• EXTRACTED ENTRIES
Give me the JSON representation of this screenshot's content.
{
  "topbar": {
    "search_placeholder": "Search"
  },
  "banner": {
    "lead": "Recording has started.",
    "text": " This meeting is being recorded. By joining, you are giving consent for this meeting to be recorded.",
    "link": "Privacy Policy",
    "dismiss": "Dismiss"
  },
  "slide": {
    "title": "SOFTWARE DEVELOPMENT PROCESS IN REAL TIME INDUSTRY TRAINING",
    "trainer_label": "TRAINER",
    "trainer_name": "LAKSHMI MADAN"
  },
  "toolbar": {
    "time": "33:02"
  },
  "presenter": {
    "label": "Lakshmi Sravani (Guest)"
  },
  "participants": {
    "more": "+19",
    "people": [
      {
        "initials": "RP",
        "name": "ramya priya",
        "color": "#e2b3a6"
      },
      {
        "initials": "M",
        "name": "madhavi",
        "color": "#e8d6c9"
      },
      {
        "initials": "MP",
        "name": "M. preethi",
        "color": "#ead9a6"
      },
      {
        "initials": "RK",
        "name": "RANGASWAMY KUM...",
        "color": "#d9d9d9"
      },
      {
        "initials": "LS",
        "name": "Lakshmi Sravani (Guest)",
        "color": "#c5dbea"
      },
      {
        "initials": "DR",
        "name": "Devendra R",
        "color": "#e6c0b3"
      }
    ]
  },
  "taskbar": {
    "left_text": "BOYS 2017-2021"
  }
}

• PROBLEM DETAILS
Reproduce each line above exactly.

• SOLUTION FOR THIS TASK
Give me the JSON representation of this screenshot's content.
{
  "topbar": {
    "search_placeholder": "Search"
  },
  "banner": {
    "lead": "Recording has started.",
    "text": " This meeting is being recorded. By joining, you are giving consent for this meeting to be recorded.",
    "link": "Privacy Policy",
    "dismiss": "Dismiss"
  },
  "slide": {
    "title": "SOFTWARE DEVELOPMENT PROCESS IN REAL TIME INDUSTRY TRAINING",
    "trainer_label": "TRAINER",
    "trainer_name": "LAKSHMI MADAN"
  },
  "toolbar": {
    "time": "33:02"
  },
  "presenter": {
    "label": "Lakshmi Sravani (Guest)"
  },
  "participants": {
    "more": "+19",
    "people": [
      {
        "initials": "RP",
        "name": "ramya priya",
        "color": "#e2b3a6"
      },
      {
        "initials": "M",
        "name": "madhavi",
        "color": "#e8d6c9"
      },
      {
        "initials": "MP",
        "name": "M. preethi",
        "color": "#ead9a6"
      },
      {
        "initials": "RK",
        "name": "RANGASWAMY KUM...",
        "color": "#d9d9d9"
      },
      {
        "initials": "LS",
        "name": "Lakshmi Sravani (Guest)",
        "color": "#c5dbea"
      },
      {
        "initials": "DR",
        "name": "Devendra R",
        "color": "#e6c0b3"
      }
    ]
  },
  "taskbar": {
    "left_text": "BOYS 2017-2021"
  }
}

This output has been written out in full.